As Uluwatu is a spread out region of Bali, deciding where you want to stay will depend on whether you have somewhere specific you want to visit. Saying that, it’s an easy area to get around my motorbike and visit the main attractions. I stayed at the Made Roejas Homestay which was comfortable and has a fun colourful warung at the front. There is also an awesome restaurant right opposite doing great lunch and dinner deals as well as live music and movies.
1 night Legian
The Kuta/Legian area is definitely the most touristy area on this 3 week Bali itinerary but don’t let that put you off. It’s the place to haggle like crazy at the stalls lining the streets, grab a final cocktail or Bintang at one of the many happy hours and take a walk along the beach. I stayed in Legian but both areas are also close to the airport meaning you’ll have a panic free and quick ride through the Bali traffic to catch your flight.
Things to do in Legian
- Chill out on the beach
- Nab a bargain at the market stalls

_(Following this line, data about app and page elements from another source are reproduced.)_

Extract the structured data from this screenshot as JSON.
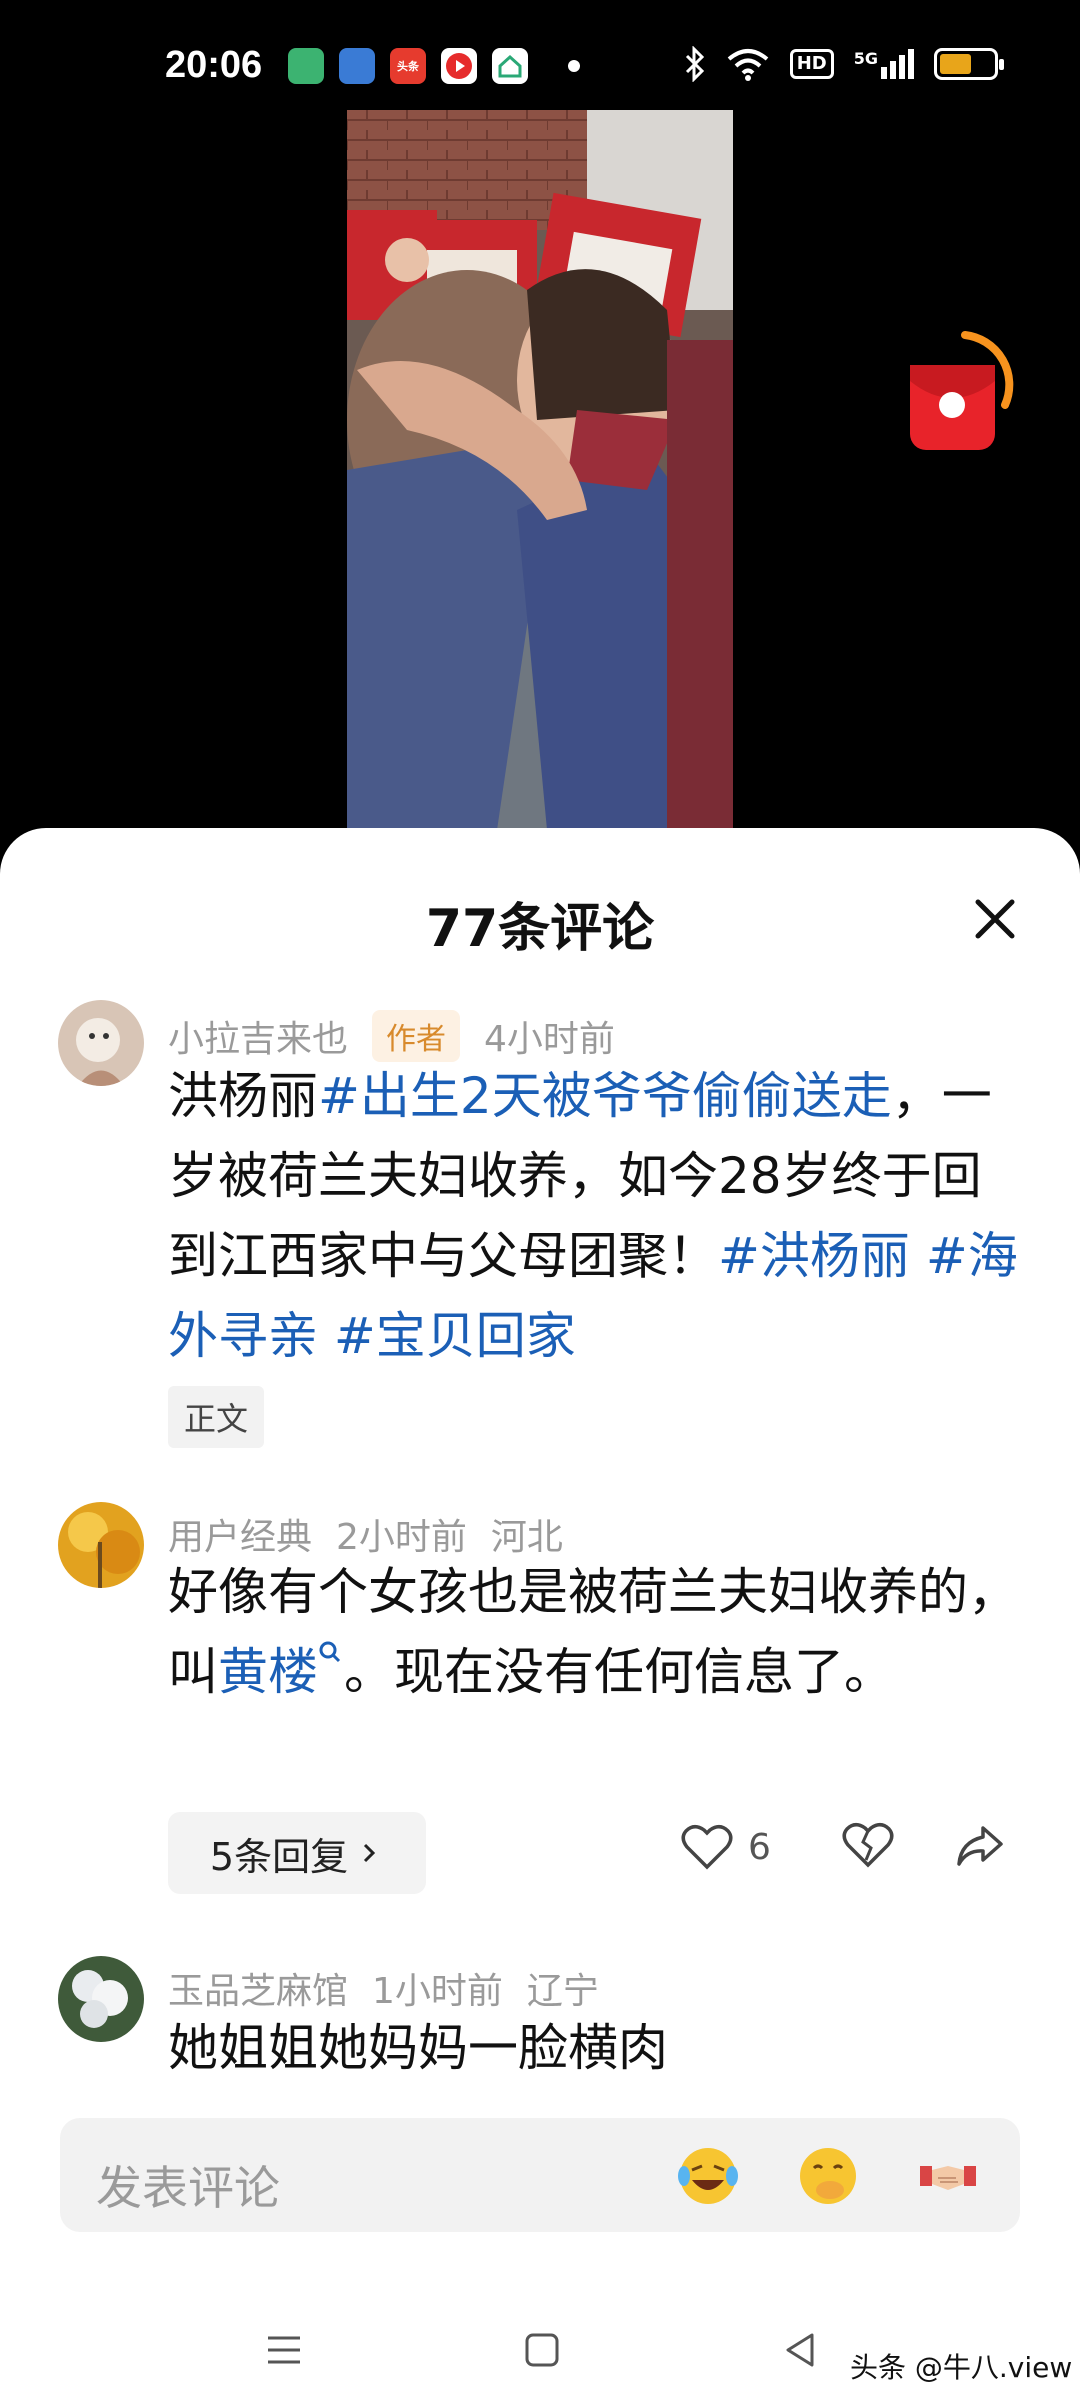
{
  "status_bar": {
    "time": "20:06",
    "apps": [
      "头条"
    ],
    "network": "5G",
    "hd": "HD",
    "battery_level": 0.6
  },
  "colors": {
    "accent_link": "#1b5fb6",
    "author_badge": "#d88a2c",
    "battery": "#e8a51a"
  },
  "panel": {
    "title": "77条评论"
  },
  "comments": [
    {
      "user": "小拉吉来也",
      "badge": "作者",
      "time": "4小时前",
      "text_parts": [
        "洪杨丽",
        "#出生2天被爷爷偷偷送走",
        "，一岁被荷兰夫妇收养，如今28岁终于回到江西家中与父母团聚！",
        "#洪杨丽",
        "#海外寻亲",
        "#宝贝回家"
      ],
      "label": "正文"
    },
    {
      "user": "用户经典",
      "time": "2小时前",
      "location": "河北",
      "text_before": "好像有个女孩也是被荷兰夫妇收养的，叫",
      "search_link": "黄楼",
      "text_after": "。现在没有任何信息了。",
      "replies": "5条回复",
      "likes": "6"
    },
    {
      "user": "玉品芝麻馆",
      "time": "1小时前",
      "location": "辽宁",
      "text": "她姐姐她妈妈一脸横肉"
    }
  ],
  "input": {
    "placeholder": "发表评论"
  },
  "watermark": "头条 @牛八.view"
}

- Release baby sea turtles with the Bali Sea Turtle Society who focus on rescuing, preserving and education around these beautiful animals.
Where to stay in Legian
For your last night in Bali, I would highly recommend staying at the GrandMas Plus Hotel Legian. Like their Seminyak hotel, the rooms are modern, minimalistic, really comfortable and the hotel is in a great location. The hotel is decorated in a beautiful rainforest theme and the central restaurant serves delicious breakfast. Their spa (Rehat) is also amazing and having a massage before your flight is the perfect way to end your 3 weeks in Bali. Check out my full review here.